**EXERCISE:** Copy out each record below, exactly as given.

*** DATA EXTRACTS ***

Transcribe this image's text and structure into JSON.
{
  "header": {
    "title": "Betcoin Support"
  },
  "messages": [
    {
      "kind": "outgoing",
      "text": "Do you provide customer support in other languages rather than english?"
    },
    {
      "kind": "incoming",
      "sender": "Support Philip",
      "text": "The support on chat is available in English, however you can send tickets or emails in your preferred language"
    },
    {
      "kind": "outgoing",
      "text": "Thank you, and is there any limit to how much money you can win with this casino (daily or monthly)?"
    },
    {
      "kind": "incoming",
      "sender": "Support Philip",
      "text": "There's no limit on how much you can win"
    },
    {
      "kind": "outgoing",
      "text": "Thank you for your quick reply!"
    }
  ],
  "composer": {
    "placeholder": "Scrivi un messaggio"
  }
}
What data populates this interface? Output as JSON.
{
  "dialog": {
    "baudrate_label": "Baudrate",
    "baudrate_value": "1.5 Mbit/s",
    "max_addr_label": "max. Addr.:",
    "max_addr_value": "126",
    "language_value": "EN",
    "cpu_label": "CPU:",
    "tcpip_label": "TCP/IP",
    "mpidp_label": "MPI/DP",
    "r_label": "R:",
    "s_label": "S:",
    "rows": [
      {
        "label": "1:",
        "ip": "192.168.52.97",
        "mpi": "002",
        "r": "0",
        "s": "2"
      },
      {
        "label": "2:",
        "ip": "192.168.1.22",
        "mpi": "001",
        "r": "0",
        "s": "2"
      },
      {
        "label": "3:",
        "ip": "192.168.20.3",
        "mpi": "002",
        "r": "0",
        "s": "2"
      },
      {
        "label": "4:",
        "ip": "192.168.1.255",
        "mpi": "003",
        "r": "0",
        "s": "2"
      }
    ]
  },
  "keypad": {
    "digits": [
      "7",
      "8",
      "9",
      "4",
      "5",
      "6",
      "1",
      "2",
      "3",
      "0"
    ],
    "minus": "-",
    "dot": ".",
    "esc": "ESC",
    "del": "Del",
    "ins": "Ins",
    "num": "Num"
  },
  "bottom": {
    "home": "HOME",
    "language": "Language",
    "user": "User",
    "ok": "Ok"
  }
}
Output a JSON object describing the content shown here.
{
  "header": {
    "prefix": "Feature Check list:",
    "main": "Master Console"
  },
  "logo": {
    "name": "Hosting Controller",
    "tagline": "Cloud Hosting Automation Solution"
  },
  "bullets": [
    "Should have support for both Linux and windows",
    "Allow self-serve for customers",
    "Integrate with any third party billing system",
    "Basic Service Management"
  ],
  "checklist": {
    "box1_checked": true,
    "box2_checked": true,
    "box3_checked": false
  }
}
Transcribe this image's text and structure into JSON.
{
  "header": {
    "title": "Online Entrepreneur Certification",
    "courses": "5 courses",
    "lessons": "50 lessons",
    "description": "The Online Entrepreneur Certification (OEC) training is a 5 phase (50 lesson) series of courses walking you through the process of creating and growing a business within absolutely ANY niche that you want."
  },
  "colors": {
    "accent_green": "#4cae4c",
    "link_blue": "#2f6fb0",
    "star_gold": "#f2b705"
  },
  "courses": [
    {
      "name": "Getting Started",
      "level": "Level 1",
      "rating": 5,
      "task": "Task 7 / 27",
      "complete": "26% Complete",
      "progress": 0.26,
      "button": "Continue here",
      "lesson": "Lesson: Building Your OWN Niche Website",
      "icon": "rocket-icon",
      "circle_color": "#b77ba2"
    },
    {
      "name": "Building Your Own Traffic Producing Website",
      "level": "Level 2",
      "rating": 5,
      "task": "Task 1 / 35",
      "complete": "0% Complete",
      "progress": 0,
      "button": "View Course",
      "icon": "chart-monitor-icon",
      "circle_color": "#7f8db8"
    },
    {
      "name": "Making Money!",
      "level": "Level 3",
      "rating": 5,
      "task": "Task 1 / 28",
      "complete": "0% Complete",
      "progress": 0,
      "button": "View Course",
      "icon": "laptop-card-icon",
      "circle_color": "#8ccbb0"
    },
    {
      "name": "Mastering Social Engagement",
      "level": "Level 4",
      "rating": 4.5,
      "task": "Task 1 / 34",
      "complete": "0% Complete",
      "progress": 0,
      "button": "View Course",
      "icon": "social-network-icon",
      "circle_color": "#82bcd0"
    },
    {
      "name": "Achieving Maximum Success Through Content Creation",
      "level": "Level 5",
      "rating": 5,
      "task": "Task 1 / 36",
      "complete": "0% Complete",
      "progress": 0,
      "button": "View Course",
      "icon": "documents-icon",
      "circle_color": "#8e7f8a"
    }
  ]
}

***

**THE COMPLETED TASK:**
Transcribe this image's text and structure into JSON.
{
  "header": {
    "title": "Betcoin Support"
  },
  "messages": [
    {
      "kind": "outgoing",
      "text": "Do you provide customer support in other languages rather than english?"
    },
    {
      "kind": "incoming",
      "sender": "Support Philip",
      "text": "The support on chat is available in English, however you can send tickets or emails in your preferred language"
    },
    {
      "kind": "outgoing",
      "text": "Thank you, and is there any limit to how much money you can win with this casino (daily or monthly)?"
    },
    {
      "kind": "incoming",
      "sender": "Support Philip",
      "text": "There's no limit on how much you can win"
    },
    {
      "kind": "outgoing",
      "text": "Thank you for your quick reply!"
    }
  ],
  "composer": {
    "placeholder": "Scrivi un messaggio"
  }
}
What data populates this interface? Output as JSON.
{
  "dialog": {
    "baudrate_label": "Baudrate",
    "baudrate_value": "1.5 Mbit/s",
    "max_addr_label": "max. Addr.:",
    "max_addr_value": "126",
    "language_value": "EN",
    "cpu_label": "CPU:",
    "tcpip_label": "TCP/IP",
    "mpidp_label": "MPI/DP",
    "r_label": "R:",
    "s_label": "S:",
    "rows": [
      {
        "label": "1:",
        "ip": "192.168.52.97",
        "mpi": "002",
        "r": "0",
        "s": "2"
      },
      {
        "label": "2:",
        "ip": "192.168.1.22",
        "mpi": "001",
        "r": "0",
        "s": "2"
      },
      {
        "label": "3:",
        "ip": "192.168.20.3",
        "mpi": "002",
        "r": "0",
        "s": "2"
      },
      {
        "label": "4:",
        "ip": "192.168.1.255",
        "mpi": "003",
        "r": "0",
        "s": "2"
      }
    ]
  },
  "keypad": {
    "digits": [
      "7",
      "8",
      "9",
      "4",
      "5",
      "6",
      "1",
      "2",
      "3",
      "0"
    ],
    "minus": "-",
    "dot": ".",
    "esc": "ESC",
    "del": "Del",
    "ins": "Ins",
    "num": "Num"
  },
  "bottom": {
    "home": "HOME",
    "language": "Language",
    "user": "User",
    "ok": "Ok"
  }
}
Output a JSON object describing the content shown here.
{
  "header": {
    "prefix": "Feature Check list:",
    "main": "Master Console"
  },
  "logo": {
    "name": "Hosting Controller",
    "tagline": "Cloud Hosting Automation Solution"
  },
  "bullets": [
    "Should have support for both Linux and windows",
    "Allow self-serve for customers",
    "Integrate with any third party billing system",
    "Basic Service Management"
  ],
  "checklist": {
    "box1_checked": true,
    "box2_checked": true,
    "box3_checked": false
  }
}
Transcribe this image's text and structure into JSON.
{
  "header": {
    "title": "Online Entrepreneur Certification",
    "courses": "5 courses",
    "lessons": "50 lessons",
    "description": "The Online Entrepreneur Certification (OEC) training is a 5 phase (50 lesson) series of courses walking you through the process of creating and growing a business within absolutely ANY niche that you want."
  },
  "colors": {
    "accent_green": "#4cae4c",
    "link_blue": "#2f6fb0",
    "star_gold": "#f2b705"
  },
  "courses": [
    {
      "name": "Getting Started",
      "level": "Level 1",
      "rating": 5,
      "task": "Task 7 / 27",
      "complete": "26% Complete",
      "progress": 0.26,
      "button": "Continue here",
      "lesson": "Lesson: Building Your OWN Niche Website",
      "icon": "rocket-icon",
      "circle_color": "#b77ba2"
    },
    {
      "name": "Building Your Own Traffic Producing Website",
      "level": "Level 2",
      "rating": 5,
      "task": "Task 1 / 35",
      "complete": "0% Complete",
      "progress": 0,
      "button": "View Course",
      "icon": "chart-monitor-icon",
      "circle_color": "#7f8db8"
    },
    {
      "name": "Making Money!",
      "level": "Level 3",
      "rating": 5,
      "task": "Task 1 / 28",
      "complete": "0% Complete",
      "progress": 0,
      "button": "View Course",
      "icon": "laptop-card-icon",
      "circle_color": "#8ccbb0"
    },
    {
      "name": "Mastering Social Engagement",
      "level": "Level 4",
      "rating": 4.5,
      "task": "Task 1 / 34",
      "complete": "0% Complete",
      "progress": 0,
      "button": "View Course",
      "icon": "social-network-icon",
      "circle_color": "#82bcd0"
    },
    {
      "name": "Achieving Maximum Success Through Content Creation",
      "level": "Level 5",
      "rating": 5,
      "task": "Task 1 / 36",
      "complete": "0% Complete",
      "progress": 0,
      "button": "View Course",
      "icon": "documents-icon",
      "circle_color": "#8e7f8a"
    }
  ]
}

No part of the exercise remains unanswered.